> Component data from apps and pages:
* * * *

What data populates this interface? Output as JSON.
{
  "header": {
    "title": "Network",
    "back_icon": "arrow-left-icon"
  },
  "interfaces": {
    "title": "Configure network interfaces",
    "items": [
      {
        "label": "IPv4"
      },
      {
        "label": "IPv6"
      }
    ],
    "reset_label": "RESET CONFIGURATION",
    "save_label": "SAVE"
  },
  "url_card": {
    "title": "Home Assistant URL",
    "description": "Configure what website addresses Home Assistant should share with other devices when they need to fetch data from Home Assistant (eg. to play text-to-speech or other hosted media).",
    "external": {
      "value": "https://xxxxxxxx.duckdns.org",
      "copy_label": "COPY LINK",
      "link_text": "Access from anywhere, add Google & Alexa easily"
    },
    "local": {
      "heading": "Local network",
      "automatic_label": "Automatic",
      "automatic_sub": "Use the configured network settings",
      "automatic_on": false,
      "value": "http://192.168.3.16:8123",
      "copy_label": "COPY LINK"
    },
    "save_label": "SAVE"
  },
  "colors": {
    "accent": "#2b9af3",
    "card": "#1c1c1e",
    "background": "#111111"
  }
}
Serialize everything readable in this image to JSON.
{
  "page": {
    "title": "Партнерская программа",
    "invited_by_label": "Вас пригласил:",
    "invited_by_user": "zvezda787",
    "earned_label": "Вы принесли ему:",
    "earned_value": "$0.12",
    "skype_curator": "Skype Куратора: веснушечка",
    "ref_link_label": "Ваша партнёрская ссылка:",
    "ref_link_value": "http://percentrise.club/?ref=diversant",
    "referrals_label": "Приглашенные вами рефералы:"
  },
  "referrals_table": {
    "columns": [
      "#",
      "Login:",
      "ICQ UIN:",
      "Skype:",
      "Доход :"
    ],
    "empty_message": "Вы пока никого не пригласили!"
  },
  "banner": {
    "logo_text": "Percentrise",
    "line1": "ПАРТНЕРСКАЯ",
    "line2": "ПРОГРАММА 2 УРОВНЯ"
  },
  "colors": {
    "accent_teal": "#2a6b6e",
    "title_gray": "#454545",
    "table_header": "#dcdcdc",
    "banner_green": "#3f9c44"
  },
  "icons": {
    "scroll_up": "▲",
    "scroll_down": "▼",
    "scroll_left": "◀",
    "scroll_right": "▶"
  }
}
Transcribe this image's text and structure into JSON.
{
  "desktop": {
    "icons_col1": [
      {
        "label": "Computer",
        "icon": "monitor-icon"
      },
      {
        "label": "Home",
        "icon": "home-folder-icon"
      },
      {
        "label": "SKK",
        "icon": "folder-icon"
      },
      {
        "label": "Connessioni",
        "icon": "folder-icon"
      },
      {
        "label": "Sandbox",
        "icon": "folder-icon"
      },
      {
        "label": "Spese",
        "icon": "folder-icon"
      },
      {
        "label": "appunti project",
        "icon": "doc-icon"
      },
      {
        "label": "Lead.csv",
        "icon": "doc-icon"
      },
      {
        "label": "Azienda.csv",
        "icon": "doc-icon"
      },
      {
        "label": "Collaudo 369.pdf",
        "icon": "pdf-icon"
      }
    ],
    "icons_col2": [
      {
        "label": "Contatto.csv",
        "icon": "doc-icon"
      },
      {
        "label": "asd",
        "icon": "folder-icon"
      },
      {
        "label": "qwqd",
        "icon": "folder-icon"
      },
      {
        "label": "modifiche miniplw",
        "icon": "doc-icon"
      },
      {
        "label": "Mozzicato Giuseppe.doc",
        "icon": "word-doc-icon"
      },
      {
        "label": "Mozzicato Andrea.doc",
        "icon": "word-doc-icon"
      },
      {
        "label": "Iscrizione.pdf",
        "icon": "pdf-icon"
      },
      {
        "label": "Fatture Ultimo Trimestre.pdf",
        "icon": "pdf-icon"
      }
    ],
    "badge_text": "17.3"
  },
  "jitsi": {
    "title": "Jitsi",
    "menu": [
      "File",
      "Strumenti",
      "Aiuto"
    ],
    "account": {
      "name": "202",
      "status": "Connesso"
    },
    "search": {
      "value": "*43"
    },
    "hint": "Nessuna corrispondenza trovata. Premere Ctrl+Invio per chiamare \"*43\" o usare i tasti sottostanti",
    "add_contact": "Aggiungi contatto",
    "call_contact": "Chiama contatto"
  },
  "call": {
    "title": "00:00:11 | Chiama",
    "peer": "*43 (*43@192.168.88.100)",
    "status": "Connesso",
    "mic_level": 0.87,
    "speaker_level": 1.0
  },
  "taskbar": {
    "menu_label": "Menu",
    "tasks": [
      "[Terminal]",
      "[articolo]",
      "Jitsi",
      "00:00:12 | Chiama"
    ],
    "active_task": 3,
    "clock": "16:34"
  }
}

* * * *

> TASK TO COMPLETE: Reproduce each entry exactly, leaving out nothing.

> ANSWER TO THIS PROBLEM:
What data populates this interface? Output as JSON.
{
  "header": {
    "title": "Network",
    "back_icon": "arrow-left-icon"
  },
  "interfaces": {
    "title": "Configure network interfaces",
    "items": [
      {
        "label": "IPv4"
      },
      {
        "label": "IPv6"
      }
    ],
    "reset_label": "RESET CONFIGURATION",
    "save_label": "SAVE"
  },
  "url_card": {
    "title": "Home Assistant URL",
    "description": "Configure what website addresses Home Assistant should share with other devices when they need to fetch data from Home Assistant (eg. to play text-to-speech or other hosted media).",
    "external": {
      "value": "https://xxxxxxxx.duckdns.org",
      "copy_label": "COPY LINK",
      "link_text": "Access from anywhere, add Google & Alexa easily"
    },
    "local": {
      "heading": "Local network",
      "automatic_label": "Automatic",
      "automatic_sub": "Use the configured network settings",
      "automatic_on": false,
      "value": "http://192.168.3.16:8123",
      "copy_label": "COPY LINK"
    },
    "save_label": "SAVE"
  },
  "colors": {
    "accent": "#2b9af3",
    "card": "#1c1c1e",
    "background": "#111111"
  }
}
Serialize everything readable in this image to JSON.
{
  "page": {
    "title": "Партнерская программа",
    "invited_by_label": "Вас пригласил:",
    "invited_by_user": "zvezda787",
    "earned_label": "Вы принесли ему:",
    "earned_value": "$0.12",
    "skype_curator": "Skype Куратора: веснушечка",
    "ref_link_label": "Ваша партнёрская ссылка:",
    "ref_link_value": "http://percentrise.club/?ref=diversant",
    "referrals_label": "Приглашенные вами рефералы:"
  },
  "referrals_table": {
    "columns": [
      "#",
      "Login:",
      "ICQ UIN:",
      "Skype:",
      "Доход :"
    ],
    "empty_message": "Вы пока никого не пригласили!"
  },
  "banner": {
    "logo_text": "Percentrise",
    "line1": "ПАРТНЕРСКАЯ",
    "line2": "ПРОГРАММА 2 УРОВНЯ"
  },
  "colors": {
    "accent_teal": "#2a6b6e",
    "title_gray": "#454545",
    "table_header": "#dcdcdc",
    "banner_green": "#3f9c44"
  },
  "icons": {
    "scroll_up": "▲",
    "scroll_down": "▼",
    "scroll_left": "◀",
    "scroll_right": "▶"
  }
}
Transcribe this image's text and structure into JSON.
{
  "desktop": {
    "icons_col1": [
      {
        "label": "Computer",
        "icon": "monitor-icon"
      },
      {
        "label": "Home",
        "icon": "home-folder-icon"
      },
      {
        "label": "SKK",
        "icon": "folder-icon"
      },
      {
        "label": "Connessioni",
        "icon": "folder-icon"
      },
      {
        "label": "Sandbox",
        "icon": "folder-icon"
      },
      {
        "label": "Spese",
        "icon": "folder-icon"
      },
      {
        "label": "appunti project",
        "icon": "doc-icon"
      },
      {
        "label": "Lead.csv",
        "icon": "doc-icon"
      },
      {
        "label": "Azienda.csv",
        "icon": "doc-icon"
      },
      {
        "label": "Collaudo 369.pdf",
        "icon": "pdf-icon"
      }
    ],
    "icons_col2": [
      {
        "label": "Contatto.csv",
        "icon": "doc-icon"
      },
      {
        "label": "asd",
        "icon": "folder-icon"
      },
      {
        "label": "qwqd",
        "icon": "folder-icon"
      },
      {
        "label": "modifiche miniplw",
        "icon": "doc-icon"
      },
      {
        "label": "Mozzicato Giuseppe.doc",
        "icon": "word-doc-icon"
      },
      {
        "label": "Mozzicato Andrea.doc",
        "icon": "word-doc-icon"
      },
      {
        "label": "Iscrizione.pdf",
        "icon": "pdf-icon"
      },
      {
        "label": "Fatture Ultimo Trimestre.pdf",
        "icon": "pdf-icon"
      }
    ],
    "badge_text": "17.3"
  },
  "jitsi": {
    "title": "Jitsi",
    "menu": [
      "File",
      "Strumenti",
      "Aiuto"
    ],
    "account": {
      "name": "202",
      "status": "Connesso"
    },
    "search": {
      "value": "*43"
    },
    "hint": "Nessuna corrispondenza trovata. Premere Ctrl+Invio per chiamare \"*43\" o usare i tasti sottostanti",
    "add_contact": "Aggiungi contatto",
    "call_contact": "Chiama contatto"
  },
  "call": {
    "title": "00:00:11 | Chiama",
    "peer": "*43 (*43@192.168.88.100)",
    "status": "Connesso",
    "mic_level": 0.87,
    "speaker_level": 1.0
  },
  "taskbar": {
    "menu_label": "Menu",
    "tasks": [
      "[Terminal]",
      "[articolo]",
      "Jitsi",
      "00:00:12 | Chiama"
    ],
    "active_task": 3,
    "clock": "16:34"
  }
}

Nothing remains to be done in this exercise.